▸ **Task item**: Given the entries below, please return each one exactly.

▸ **Available data**:
_ _ _ _ _
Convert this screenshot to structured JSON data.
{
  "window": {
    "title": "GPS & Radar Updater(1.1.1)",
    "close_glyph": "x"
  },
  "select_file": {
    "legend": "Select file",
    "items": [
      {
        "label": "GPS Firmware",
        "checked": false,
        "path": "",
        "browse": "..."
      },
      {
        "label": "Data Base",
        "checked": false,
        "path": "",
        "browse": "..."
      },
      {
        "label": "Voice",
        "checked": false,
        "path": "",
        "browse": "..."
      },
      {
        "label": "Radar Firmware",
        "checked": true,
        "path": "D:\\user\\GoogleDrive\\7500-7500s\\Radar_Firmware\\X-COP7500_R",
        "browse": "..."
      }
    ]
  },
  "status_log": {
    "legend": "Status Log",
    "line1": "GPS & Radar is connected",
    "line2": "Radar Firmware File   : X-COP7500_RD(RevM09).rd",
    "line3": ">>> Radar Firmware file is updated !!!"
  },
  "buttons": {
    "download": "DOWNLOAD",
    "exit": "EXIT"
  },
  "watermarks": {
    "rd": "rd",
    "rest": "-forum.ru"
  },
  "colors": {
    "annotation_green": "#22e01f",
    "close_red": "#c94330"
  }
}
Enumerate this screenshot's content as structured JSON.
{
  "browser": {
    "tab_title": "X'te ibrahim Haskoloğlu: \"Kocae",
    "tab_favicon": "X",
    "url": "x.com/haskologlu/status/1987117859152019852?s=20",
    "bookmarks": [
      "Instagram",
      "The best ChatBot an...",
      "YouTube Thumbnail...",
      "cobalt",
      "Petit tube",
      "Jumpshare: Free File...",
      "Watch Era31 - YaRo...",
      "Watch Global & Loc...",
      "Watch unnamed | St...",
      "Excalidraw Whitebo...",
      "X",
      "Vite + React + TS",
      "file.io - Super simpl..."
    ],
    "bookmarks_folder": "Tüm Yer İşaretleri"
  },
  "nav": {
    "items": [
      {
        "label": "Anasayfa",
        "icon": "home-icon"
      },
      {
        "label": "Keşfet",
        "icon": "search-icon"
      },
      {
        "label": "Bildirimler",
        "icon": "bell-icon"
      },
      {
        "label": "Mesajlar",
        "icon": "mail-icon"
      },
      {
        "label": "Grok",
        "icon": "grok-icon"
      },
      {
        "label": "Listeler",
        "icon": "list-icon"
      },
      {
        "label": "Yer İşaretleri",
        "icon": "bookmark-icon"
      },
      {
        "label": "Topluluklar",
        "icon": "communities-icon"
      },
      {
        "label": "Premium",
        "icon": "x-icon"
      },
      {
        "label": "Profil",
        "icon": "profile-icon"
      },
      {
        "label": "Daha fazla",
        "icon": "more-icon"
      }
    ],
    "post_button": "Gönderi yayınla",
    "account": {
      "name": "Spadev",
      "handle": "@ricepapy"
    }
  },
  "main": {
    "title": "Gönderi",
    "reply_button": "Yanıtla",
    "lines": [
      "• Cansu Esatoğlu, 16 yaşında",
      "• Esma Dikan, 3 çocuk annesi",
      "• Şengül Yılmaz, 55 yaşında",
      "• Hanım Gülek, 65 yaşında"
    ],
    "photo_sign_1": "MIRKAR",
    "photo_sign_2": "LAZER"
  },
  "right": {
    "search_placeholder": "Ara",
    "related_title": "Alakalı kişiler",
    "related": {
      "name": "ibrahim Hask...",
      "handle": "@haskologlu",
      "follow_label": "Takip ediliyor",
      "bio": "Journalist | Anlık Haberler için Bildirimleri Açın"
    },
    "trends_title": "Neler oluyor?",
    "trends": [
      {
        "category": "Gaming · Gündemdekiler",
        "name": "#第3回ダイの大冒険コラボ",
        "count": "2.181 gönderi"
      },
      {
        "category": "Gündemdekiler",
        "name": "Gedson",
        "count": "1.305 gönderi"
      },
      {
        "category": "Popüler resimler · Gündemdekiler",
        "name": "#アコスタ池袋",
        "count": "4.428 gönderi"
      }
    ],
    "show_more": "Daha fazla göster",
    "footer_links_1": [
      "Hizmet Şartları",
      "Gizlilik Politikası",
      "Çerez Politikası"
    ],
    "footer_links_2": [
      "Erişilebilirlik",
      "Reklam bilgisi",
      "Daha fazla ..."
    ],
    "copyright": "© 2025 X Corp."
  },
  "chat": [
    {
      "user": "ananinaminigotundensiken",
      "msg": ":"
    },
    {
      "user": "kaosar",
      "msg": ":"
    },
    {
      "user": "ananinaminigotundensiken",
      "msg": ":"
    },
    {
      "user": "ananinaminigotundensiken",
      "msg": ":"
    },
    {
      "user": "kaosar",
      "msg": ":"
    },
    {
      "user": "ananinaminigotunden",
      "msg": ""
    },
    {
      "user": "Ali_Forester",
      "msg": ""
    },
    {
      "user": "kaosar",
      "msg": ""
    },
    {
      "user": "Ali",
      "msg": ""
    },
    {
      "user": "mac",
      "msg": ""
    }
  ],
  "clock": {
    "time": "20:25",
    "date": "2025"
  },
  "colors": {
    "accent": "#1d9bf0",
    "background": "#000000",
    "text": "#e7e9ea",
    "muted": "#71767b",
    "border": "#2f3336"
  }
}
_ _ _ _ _
▸ **Exercise output**:
Convert this screenshot to structured JSON data.
{
  "window": {
    "title": "GPS & Radar Updater(1.1.1)",
    "close_glyph": "x"
  },
  "select_file": {
    "legend": "Select file",
    "items": [
      {
        "label": "GPS Firmware",
        "checked": false,
        "path": "",
        "browse": "..."
      },
      {
        "label": "Data Base",
        "checked": false,
        "path": "",
        "browse": "..."
      },
      {
        "label": "Voice",
        "checked": false,
        "path": "",
        "browse": "..."
      },
      {
        "label": "Radar Firmware",
        "checked": true,
        "path": "D:\\user\\GoogleDrive\\7500-7500s\\Radar_Firmware\\X-COP7500_R",
        "browse": "..."
      }
    ]
  },
  "status_log": {
    "legend": "Status Log",
    "line1": "GPS & Radar is connected",
    "line2": "Radar Firmware File   : X-COP7500_RD(RevM09).rd",
    "line3": ">>> Radar Firmware file is updated !!!"
  },
  "buttons": {
    "download": "DOWNLOAD",
    "exit": "EXIT"
  },
  "watermarks": {
    "rd": "rd",
    "rest": "-forum.ru"
  },
  "colors": {
    "annotation_green": "#22e01f",
    "close_red": "#c94330"
  }
}
Enumerate this screenshot's content as structured JSON.
{
  "browser": {
    "tab_title": "X'te ibrahim Haskoloğlu: \"Kocae",
    "tab_favicon": "X",
    "url": "x.com/haskologlu/status/1987117859152019852?s=20",
    "bookmarks": [
      "Instagram",
      "The best ChatBot an...",
      "YouTube Thumbnail...",
      "cobalt",
      "Petit tube",
      "Jumpshare: Free File...",
      "Watch Era31 - YaRo...",
      "Watch Global & Loc...",
      "Watch unnamed | St...",
      "Excalidraw Whitebo...",
      "X",
      "Vite + React + TS",
      "file.io - Super simpl..."
    ],
    "bookmarks_folder": "Tüm Yer İşaretleri"
  },
  "nav": {
    "items": [
      {
        "label": "Anasayfa",
        "icon": "home-icon"
      },
      {
        "label": "Keşfet",
        "icon": "search-icon"
      },
      {
        "label": "Bildirimler",
        "icon": "bell-icon"
      },
      {
        "label": "Mesajlar",
        "icon": "mail-icon"
      },
      {
        "label": "Grok",
        "icon": "grok-icon"
      },
      {
        "label": "Listeler",
        "icon": "list-icon"
      },
      {
        "label": "Yer İşaretleri",
        "icon": "bookmark-icon"
      },
      {
        "label": "Topluluklar",
        "icon": "communities-icon"
      },
      {
        "label": "Premium",
        "icon": "x-icon"
      },
      {
        "label": "Profil",
        "icon": "profile-icon"
      },
      {
        "label": "Daha fazla",
        "icon": "more-icon"
      }
    ],
    "post_button": "Gönderi yayınla",
    "account": {
      "name": "Spadev",
      "handle": "@ricepapy"
    }
  },
  "main": {
    "title": "Gönderi",
    "reply_button": "Yanıtla",
    "lines": [
      "• Cansu Esatoğlu, 16 yaşında",
      "• Esma Dikan, 3 çocuk annesi",
      "• Şengül Yılmaz, 55 yaşında",
      "• Hanım Gülek, 65 yaşında"
    ],
    "photo_sign_1": "MIRKAR",
    "photo_sign_2": "LAZER"
  },
  "right": {
    "search_placeholder": "Ara",
    "related_title": "Alakalı kişiler",
    "related": {
      "name": "ibrahim Hask...",
      "handle": "@haskologlu",
      "follow_label": "Takip ediliyor",
      "bio": "Journalist | Anlık Haberler için Bildirimleri Açın"
    },
    "trends_title": "Neler oluyor?",
    "trends": [
      {
        "category": "Gaming · Gündemdekiler",
        "name": "#第3回ダイの大冒険コラボ",
        "count": "2.181 gönderi"
      },
      {
        "category": "Gündemdekiler",
        "name": "Gedson",
        "count": "1.305 gönderi"
      },
      {
        "category": "Popüler resimler · Gündemdekiler",
        "name": "#アコスタ池袋",
        "count": "4.428 gönderi"
      }
    ],
    "show_more": "Daha fazla göster",
    "footer_links_1": [
      "Hizmet Şartları",
      "Gizlilik Politikası",
      "Çerez Politikası"
    ],
    "footer_links_2": [
      "Erişilebilirlik",
      "Reklam bilgisi",
      "Daha fazla ..."
    ],
    "copyright": "© 2025 X Corp."
  },
  "chat": [
    {
      "user": "ananinaminigotundensiken",
      "msg": ":"
    },
    {
      "user": "kaosar",
      "msg": ":"
    },
    {
      "user": "ananinaminigotundensiken",
      "msg": ":"
    },
    {
      "user": "ananinaminigotundensiken",
      "msg": ":"
    },
    {
      "user": "kaosar",
      "msg": ":"
    },
    {
      "user": "ananinaminigotunden",
      "msg": ""
    },
    {
      "user": "Ali_Forester",
      "msg": ""
    },
    {
      "user": "kaosar",
      "msg": ""
    },
    {
      "user": "Ali",
      "msg": ""
    },
    {
      "user": "mac",
      "msg": ""
    }
  ],
  "clock": {
    "time": "20:25",
    "date": "2025"
  },
  "colors": {
    "accent": "#1d9bf0",
    "background": "#000000",
    "text": "#e7e9ea",
    "muted": "#71767b",
    "border": "#2f3336"
  }
}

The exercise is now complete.